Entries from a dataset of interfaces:
^^^^^^^^^^^^^^^^
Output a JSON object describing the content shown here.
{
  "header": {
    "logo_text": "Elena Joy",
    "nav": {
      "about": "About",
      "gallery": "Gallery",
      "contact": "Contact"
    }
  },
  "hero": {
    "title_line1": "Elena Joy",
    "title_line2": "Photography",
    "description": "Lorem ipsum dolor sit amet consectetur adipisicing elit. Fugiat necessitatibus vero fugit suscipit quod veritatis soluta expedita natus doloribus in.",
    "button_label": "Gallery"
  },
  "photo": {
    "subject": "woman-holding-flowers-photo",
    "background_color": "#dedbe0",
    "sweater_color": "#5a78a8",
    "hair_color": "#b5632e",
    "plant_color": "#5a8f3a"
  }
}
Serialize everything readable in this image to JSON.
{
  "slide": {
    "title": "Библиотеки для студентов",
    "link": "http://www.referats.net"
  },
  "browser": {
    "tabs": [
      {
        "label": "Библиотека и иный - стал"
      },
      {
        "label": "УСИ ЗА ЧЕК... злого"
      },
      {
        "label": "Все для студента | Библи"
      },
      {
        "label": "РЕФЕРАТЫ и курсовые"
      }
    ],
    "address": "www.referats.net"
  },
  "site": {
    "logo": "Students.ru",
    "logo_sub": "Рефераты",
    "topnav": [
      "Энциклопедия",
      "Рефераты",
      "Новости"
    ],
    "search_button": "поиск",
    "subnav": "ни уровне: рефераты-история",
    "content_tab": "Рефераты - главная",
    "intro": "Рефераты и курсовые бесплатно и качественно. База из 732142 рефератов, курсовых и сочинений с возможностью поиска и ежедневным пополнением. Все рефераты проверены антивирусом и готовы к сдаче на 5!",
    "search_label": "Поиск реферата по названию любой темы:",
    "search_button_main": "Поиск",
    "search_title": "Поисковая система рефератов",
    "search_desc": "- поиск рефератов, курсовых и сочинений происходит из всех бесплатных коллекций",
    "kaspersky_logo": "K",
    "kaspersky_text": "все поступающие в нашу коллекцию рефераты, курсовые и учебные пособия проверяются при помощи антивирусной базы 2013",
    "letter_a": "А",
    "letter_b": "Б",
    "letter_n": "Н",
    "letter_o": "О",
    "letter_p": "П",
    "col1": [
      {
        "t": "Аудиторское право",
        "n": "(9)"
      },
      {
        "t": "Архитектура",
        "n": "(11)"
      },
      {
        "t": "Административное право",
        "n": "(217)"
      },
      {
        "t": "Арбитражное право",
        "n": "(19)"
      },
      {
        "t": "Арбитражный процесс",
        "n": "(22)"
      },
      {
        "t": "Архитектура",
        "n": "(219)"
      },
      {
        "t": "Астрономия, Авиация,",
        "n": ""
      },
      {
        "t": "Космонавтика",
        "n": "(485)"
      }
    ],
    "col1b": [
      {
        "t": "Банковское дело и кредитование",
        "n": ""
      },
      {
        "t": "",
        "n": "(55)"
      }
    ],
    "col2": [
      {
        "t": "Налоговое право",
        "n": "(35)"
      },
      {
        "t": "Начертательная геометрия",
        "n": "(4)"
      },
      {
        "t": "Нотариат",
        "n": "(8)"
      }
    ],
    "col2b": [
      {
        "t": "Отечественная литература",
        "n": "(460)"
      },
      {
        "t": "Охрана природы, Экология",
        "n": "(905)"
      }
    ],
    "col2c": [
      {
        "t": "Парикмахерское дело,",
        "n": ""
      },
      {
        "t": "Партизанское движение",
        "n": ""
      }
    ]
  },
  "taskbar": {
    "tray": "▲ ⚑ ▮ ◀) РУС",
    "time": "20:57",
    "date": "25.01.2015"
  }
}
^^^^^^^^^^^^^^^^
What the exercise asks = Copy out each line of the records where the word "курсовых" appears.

Answer below =
    "intro": "Рефераты и курсовые бесплатно и качественно. База из 732142 рефератов, курсовых и сочинений с возможностью поиска и ежедневным пополнением. Все рефераты проверены антивирусом и готовы к сдаче на 5!",
    "search_desc": "- поиск рефератов, курсовых и сочинений происходит из всех бесплатных коллекций",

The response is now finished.